■ What is being asked
Would you please restate all of the entries exactly, apart from the pictures?

■ Available records
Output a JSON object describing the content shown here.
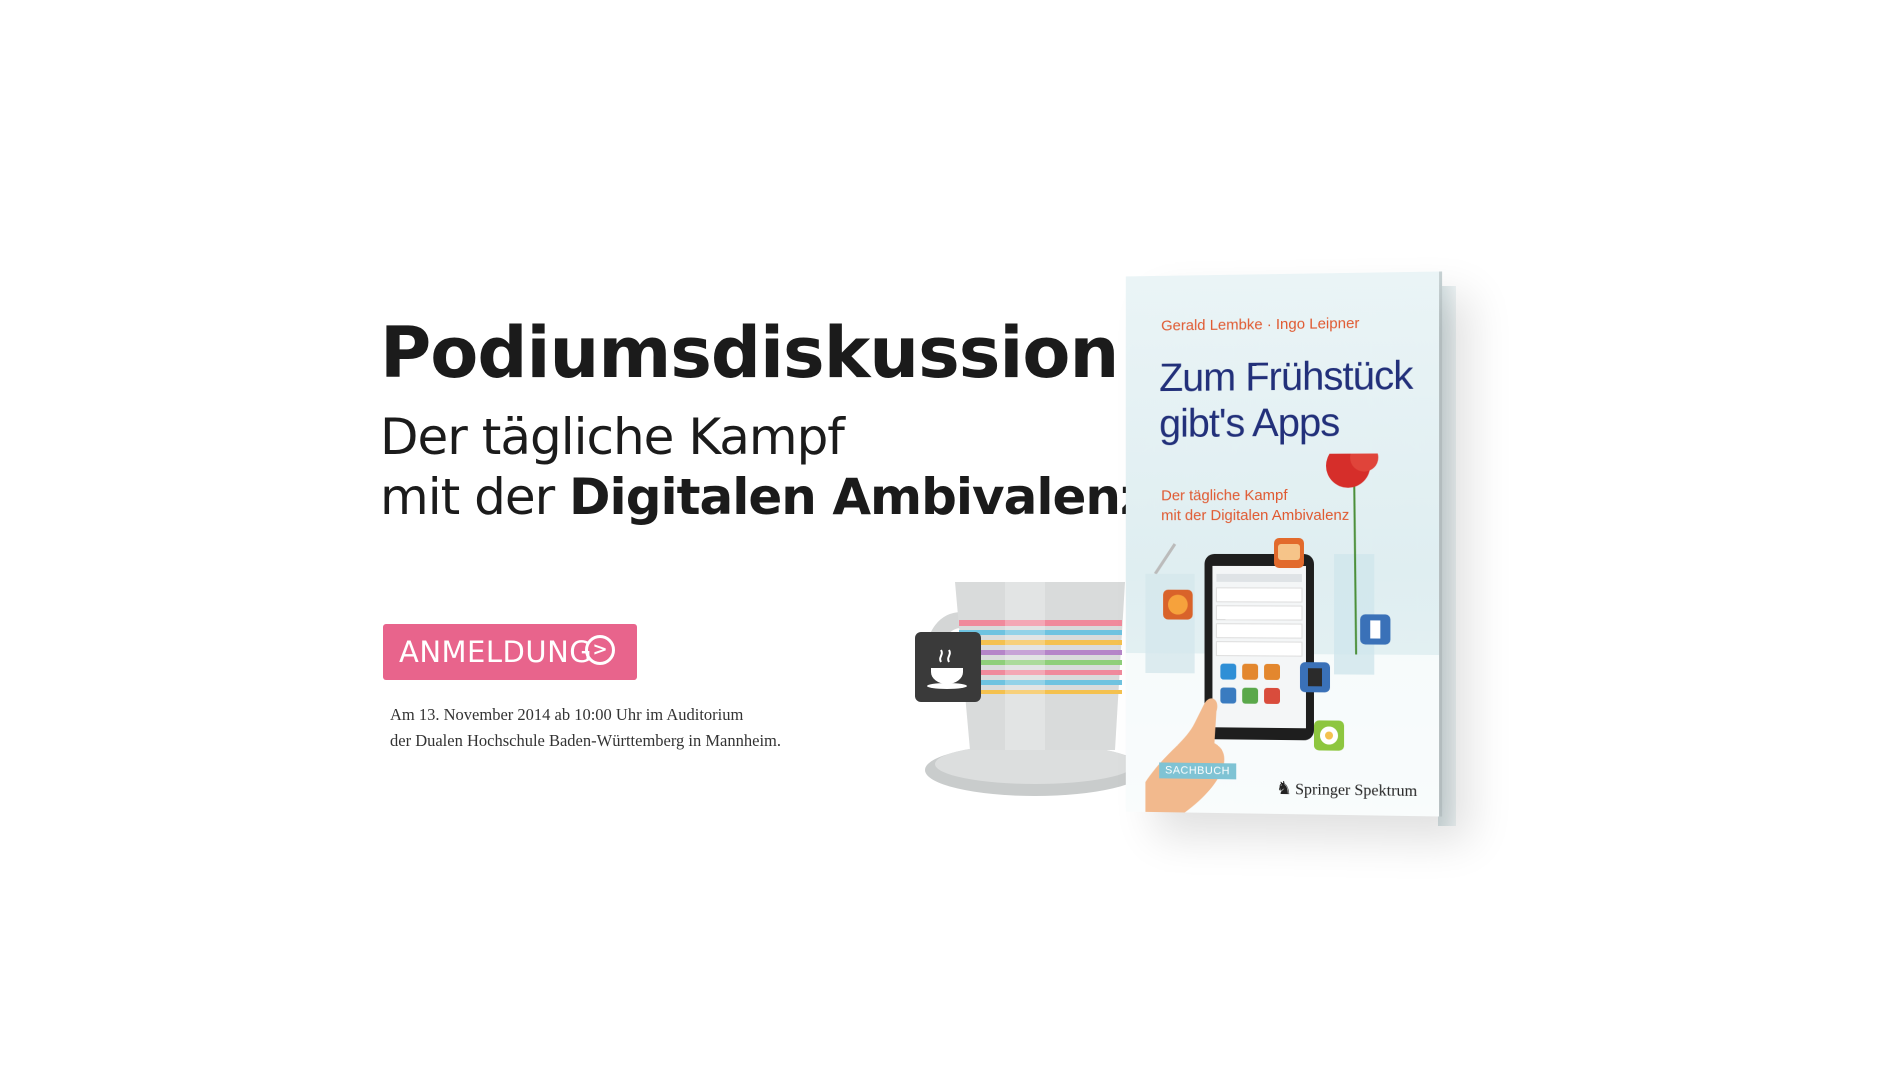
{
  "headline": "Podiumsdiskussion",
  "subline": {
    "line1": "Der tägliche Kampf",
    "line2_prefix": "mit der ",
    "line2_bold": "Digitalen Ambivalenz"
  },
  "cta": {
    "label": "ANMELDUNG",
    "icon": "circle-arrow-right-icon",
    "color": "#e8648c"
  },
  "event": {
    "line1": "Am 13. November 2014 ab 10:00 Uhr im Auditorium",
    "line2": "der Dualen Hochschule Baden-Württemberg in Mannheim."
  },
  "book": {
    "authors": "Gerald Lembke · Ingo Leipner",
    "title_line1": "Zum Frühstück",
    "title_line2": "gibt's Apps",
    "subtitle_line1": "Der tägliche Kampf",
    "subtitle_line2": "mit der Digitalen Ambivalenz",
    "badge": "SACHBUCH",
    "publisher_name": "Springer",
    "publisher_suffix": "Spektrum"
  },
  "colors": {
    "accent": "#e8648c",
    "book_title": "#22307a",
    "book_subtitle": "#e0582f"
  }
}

■ Result
Output a JSON object describing the content shown here.
{
  "headline": "Podiumsdiskussion",
  "subline": {
    "line1": "Der tägliche Kampf",
    "line2_prefix": "mit der ",
    "line2_bold": "Digitalen Ambivalenz"
  },
  "cta": {
    "label": "ANMELDUNG",
    "icon": "circle-arrow-right-icon",
    "color": "#e8648c"
  },
  "event": {
    "line1": "Am 13. November 2014 ab 10:00 Uhr im Auditorium",
    "line2": "der Dualen Hochschule Baden-Württemberg in Mannheim."
  },
  "book": {
    "authors": "Gerald Lembke · Ingo Leipner",
    "title_line1": "Zum Frühstück",
    "title_line2": "gibt's Apps",
    "subtitle_line1": "Der tägliche Kampf",
    "subtitle_line2": "mit der Digitalen Ambivalenz",
    "badge": "SACHBUCH",
    "publisher_name": "Springer",
    "publisher_suffix": "Spektrum"
  },
  "colors": {
    "accent": "#e8648c",
    "book_title": "#22307a",
    "book_subtitle": "#e0582f"
  }
}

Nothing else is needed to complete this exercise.